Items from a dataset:
--------------------------------------------------

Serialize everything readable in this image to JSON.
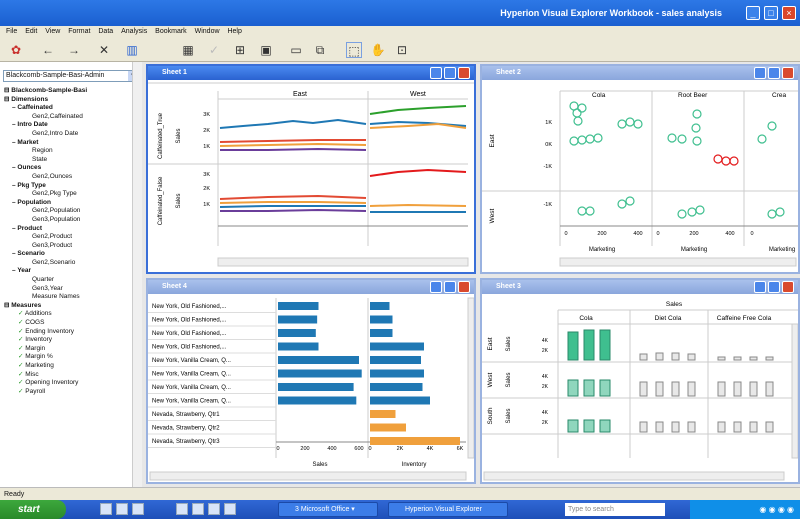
{
  "window": {
    "title": "Hyperion Visual Explorer Workbook - sales analysis"
  },
  "menu": [
    "File",
    "Edit",
    "View",
    "Format",
    "Data",
    "Analysis",
    "Bookmark",
    "Window",
    "Help"
  ],
  "toolbar_icons": [
    "app-icon",
    "back-icon",
    "forward-icon",
    "tools-icon",
    "chart-icon",
    "grid-icon",
    "check-icon",
    "table-icon",
    "save-icon",
    "window-icon",
    "windows-icon",
    "select-icon",
    "hand-icon",
    "zoom-icon"
  ],
  "left": {
    "dropdown": "Blackcomb-Sample-Basi-Admin",
    "root": "Blackcomb-Sample-Basi",
    "groups": [
      {
        "label": "Dimensions",
        "level": 0
      },
      {
        "label": "Caffeinated",
        "level": 1
      },
      {
        "label": "Gen2,Caffeinated",
        "level": 2
      },
      {
        "label": "Intro Date",
        "level": 1
      },
      {
        "label": "Gen2,Intro Date",
        "level": 2
      },
      {
        "label": "Market",
        "level": 1
      },
      {
        "label": "Region",
        "level": 2
      },
      {
        "label": "State",
        "level": 2
      },
      {
        "label": "Ounces",
        "level": 1
      },
      {
        "label": "Gen2,Ounces",
        "level": 2
      },
      {
        "label": "Pkg Type",
        "level": 1
      },
      {
        "label": "Gen2,Pkg Type",
        "level": 2
      },
      {
        "label": "Population",
        "level": 1
      },
      {
        "label": "Gen2,Population",
        "level": 2
      },
      {
        "label": "Gen3,Population",
        "level": 2
      },
      {
        "label": "Product",
        "level": 1
      },
      {
        "label": "Gen2,Product",
        "level": 2
      },
      {
        "label": "Gen3,Product",
        "level": 2
      },
      {
        "label": "Scenario",
        "level": 1
      },
      {
        "label": "Gen2,Scenario",
        "level": 2
      },
      {
        "label": "Year",
        "level": 1
      },
      {
        "label": "Quarter",
        "level": 2
      },
      {
        "label": "Gen3,Year",
        "level": 2
      },
      {
        "label": "Measure Names",
        "level": 2
      },
      {
        "label": "Measures",
        "level": 0
      },
      {
        "label": "Additions",
        "level": 3
      },
      {
        "label": "COGS",
        "level": 3
      },
      {
        "label": "Ending Inventory",
        "level": 3
      },
      {
        "label": "Inventory",
        "level": 3
      },
      {
        "label": "Margin",
        "level": 3
      },
      {
        "label": "Margin %",
        "level": 3
      },
      {
        "label": "Marketing",
        "level": 3
      },
      {
        "label": "Misc",
        "level": 3
      },
      {
        "label": "Opening Inventory",
        "level": 3
      },
      {
        "label": "Payroll",
        "level": 3
      }
    ]
  },
  "sheets": {
    "s1": {
      "title": "Sheet 1",
      "regions": [
        "East",
        "West"
      ],
      "rows": [
        "Caffeinated_True",
        "Caffeinated_False"
      ],
      "measure": "Sales",
      "ticks": [
        "3K",
        "2K",
        "1K"
      ]
    },
    "s2": {
      "title": "Sheet 2",
      "cols": [
        "Cola",
        "Root Beer",
        "Crea"
      ],
      "rows": [
        "East",
        "West"
      ],
      "xlabel": "Marketing",
      "xticks": [
        "0",
        "200",
        "400"
      ],
      "yticks": [
        "1K",
        "0K",
        "-1K"
      ]
    },
    "s4": {
      "title": "Sheet 4",
      "rows": [
        "New York, Old Fashioned,...",
        "New York, Old Fashioned,...",
        "New York, Old Fashioned,...",
        "New York, Old Fashioned,...",
        "New York, Vanilla Cream, Q...",
        "New York, Vanilla Cream, Q...",
        "New York, Vanilla Cream, Q...",
        "New York, Vanilla Cream, Q...",
        "Nevada, Strawberry, Qtr1",
        "Nevada, Strawberry, Qtr2",
        "Nevada, Strawberry, Qtr3"
      ],
      "sales": [
        300,
        290,
        280,
        300,
        600,
        620,
        560,
        580,
        0,
        0,
        0
      ],
      "inventory": [
        1.3,
        1.5,
        1.5,
        3.6,
        3.4,
        3.6,
        3.5,
        4.0,
        1.7,
        2.4,
        6.0
      ],
      "xlabel1": "Sales",
      "xlabel2": "Inventory",
      "xticks1": [
        "0",
        "200",
        "400",
        "600"
      ],
      "xticks2": [
        "0",
        "2K",
        "4K",
        "6K"
      ]
    },
    "s3": {
      "title": "Sheet 3",
      "header": "Sales",
      "cols": [
        "Cola",
        "Diet Cola",
        "Caffeine Free Cola"
      ],
      "rows": [
        "East",
        "West",
        "South"
      ],
      "measure": "Sales",
      "yticks": [
        "4K",
        "2K"
      ]
    }
  },
  "status": "Ready",
  "taskbar": {
    "start": "start",
    "tasks": [
      "3 Microsoft Office ▾",
      "Hyperion Visual Explorer"
    ],
    "search": "Type to search"
  },
  "colors": {
    "accent": "#2a62d0",
    "bar_blue": "#1f78b4",
    "bar_orange": "#f0a03c",
    "green": "#3fbf8f"
  }
}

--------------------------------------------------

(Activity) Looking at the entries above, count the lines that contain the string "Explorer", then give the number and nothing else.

(Result of the exercise) 2